While acting as caretaker for her crotchety grandma Anna (Lin Shaye), Alex (Gabrielle Haugh) stumbles onto a game from Anna’s childhood. It involves the Midnight Man (Kyle Strauts), a creature who appears when summoned with a precise sequence of events, including but not limited to turning off all the lights, writing down one’s fears, drawing blood from a finger, and lighting a candle. The main objective of the game is to avoid being killed by him until 3:30 in the morning. Faced with this irresistible concept, Alex wastes no time playing. Naturally, the demon has tricks up his sleeve for Alex and her buddies Miles (Grayson Gabriel) and Kelly (Emily Haine).
I first watched this movie as part of a birthday celebration with my husband, sister, and brother-in-law. (I watched it a second time to review it–you’re welcome.) We’re Lin Shaye fans, and Robert Englund as Anna’s doctor is a happy bonus. It has a fun premise; I’m always down for a good boogeyman story. Unfortunately, it was so ridiculous that we laughed our way through it.
One of my biggest gripes is the lack of logical continuity. Things are one way, and then suddenly they’re the opposite. The rules of the game change to suit what’s easiest to move the plot forward. When Anna is a kid, the players all provide a picture of themselves, while Alex and her crew don’t have to bother. Alex doesn’t actually turn off every single light in the house, and while it’s supposedly crucial to relight each player’s candle within ten seconds of going out, they sometimes count so slowly that in real time they’ve had much longer than that.

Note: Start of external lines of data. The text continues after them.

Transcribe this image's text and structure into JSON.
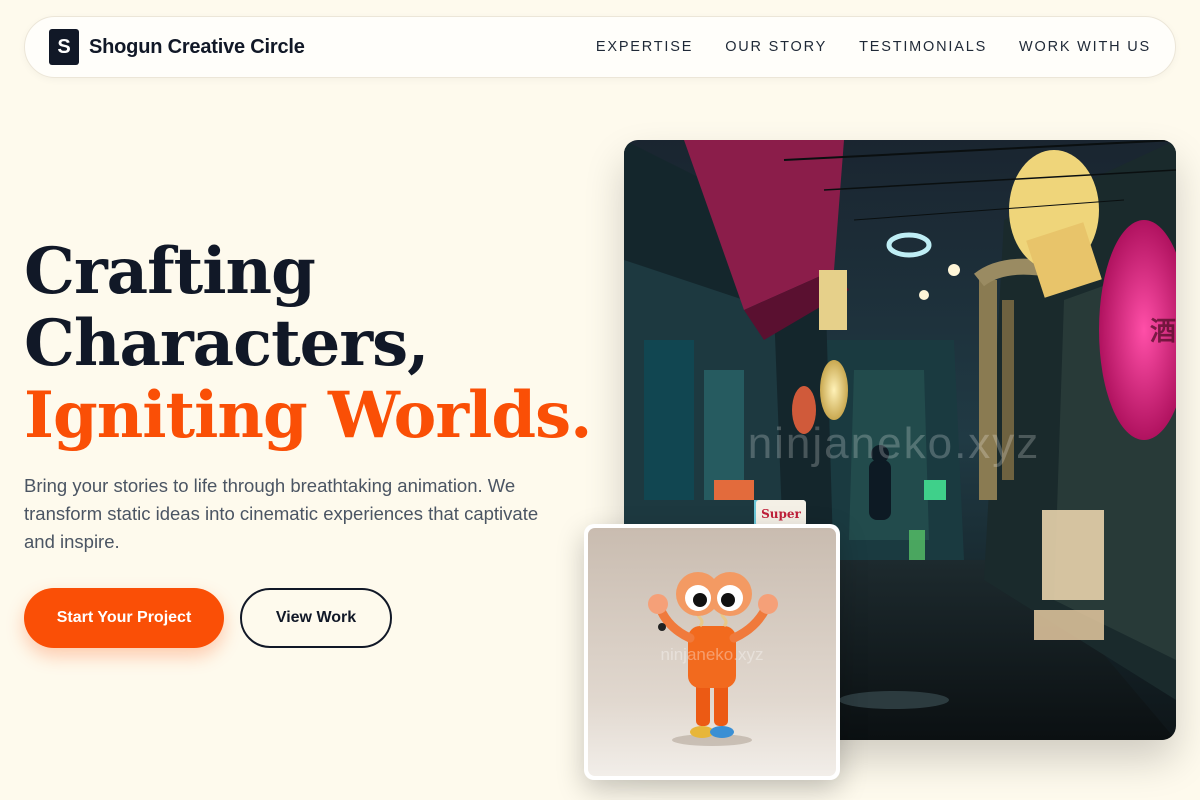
{
  "brand": {
    "logo_letter": "S",
    "name": "Shogun Creative Circle"
  },
  "nav": {
    "links": [
      "EXPERTISE",
      "OUR STORY",
      "TESTIMONIALS",
      "WORK WITH US"
    ]
  },
  "hero": {
    "headline_line1": "Crafting",
    "headline_line2": "Characters,",
    "headline_line3": "Igniting Worlds.",
    "subtext": "Bring your stories to life through breathtaking animation. We transform static ideas into cinematic experiences that captivate and inspire.",
    "primary_cta": "Start Your Project",
    "secondary_cta": "View Work"
  },
  "images": {
    "main_watermark": "ninjaneko.xyz",
    "card_watermark": "ninjaneko.xyz",
    "main_sign": "Super"
  },
  "colors": {
    "background": "#fefaed",
    "accent": "#fa4f06",
    "ink": "#111827",
    "muted_text": "#4b5563"
  }
}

The plot is inspired by a Creepypasta story, which is acknowledged by Kelly in the movie; she comes in preening about being an expert because she read about it online. However, Alex and Miles act like destroying their copy of the game is going to accomplish something as far as stopping the Midnight Man. The characters are similarly erratic. Alex has no consistent pet name for Anna; she alternates between Nana, Grams, and Gran–which bloody is it? Who calls their grandma more than one thing? Anna sinisterly asks Alex to look in the attic for her hand mirror, making it clear that she’s enticing Alex to find the game, but after coming across Alex looking at it, she hollers “YOU OPENED THE GAME!!!” and faints. After she regains consciousness her emotional state is just as unclear (see below). Though to be fair, she does seem to be suffering from dementia.
In addition to being capricious, everybody does just plain stupid shit. In the opening, a flashback to Anna’s youth shows one of her friends freaking out and leaving the kids’ circle of salt–which offers protection from the Midnight Man–for no particular reason. Alex and Max sort of have feelings for each other, and while Kelly cowers in a salt circle that she can’t leave after her candle goes out, they decide to take off (for…reasons?) and end up making out, ’cause screw you, Kelly, no movie is complete without a heteronormative romantic subplot. And again, what exactly is Alex’s motivation for playing the game at all?
Miles is pretty likable, but otherwise most of the characters leave something to be desired. Kelly delivers the entirety of her lines in a lazy whine. Anna is extremely over-the-top, and Shaye reaaaally overdoes it with the crazy faces and screaming. Englund does well playing against type as kindly Dr. Harding, but his dialogue often gets corny: “Your mother would be proud. The world lost a fine soul the day she passed and for that, I am truly sorry.” Alex is a totally unremarkable lead, and Gabrielle Haugh has moments where she spits out her lines as quickly and flatly as possible, like she’s in a hurry to get the movie over with (can’t blame her there), though her gestures and expressions are always on point (see below).
It’s not scary whatsoever. The Midnight Man is a mass of makeup and special effects, even having a computer-distorted voice. (Yet I do like his motto: “Your tears mean nothing to me.”) The movie mainly relies on cheap jump scares and altogether too many shots of MM’s hand reaching out of a door.
Buuuuut I didn’t hate it. The practical effects, like the sea of blood that accompanies a death in the opening, are notable. The music is creepy. Anna’s massive, in-some-areas-gradually-decaying-as-a-metaphor-but-otherwise-quite-lovely-house, is a great set; my favorite parts are the room full of clocks and the leaky greenhouse room. (You guessed it, they go in there with their candles and are surprised that leaky roofs leak.) Give it a look if you’re in the mood for something you can enjoy poking fun at that’s not so bad you’ll be miserable.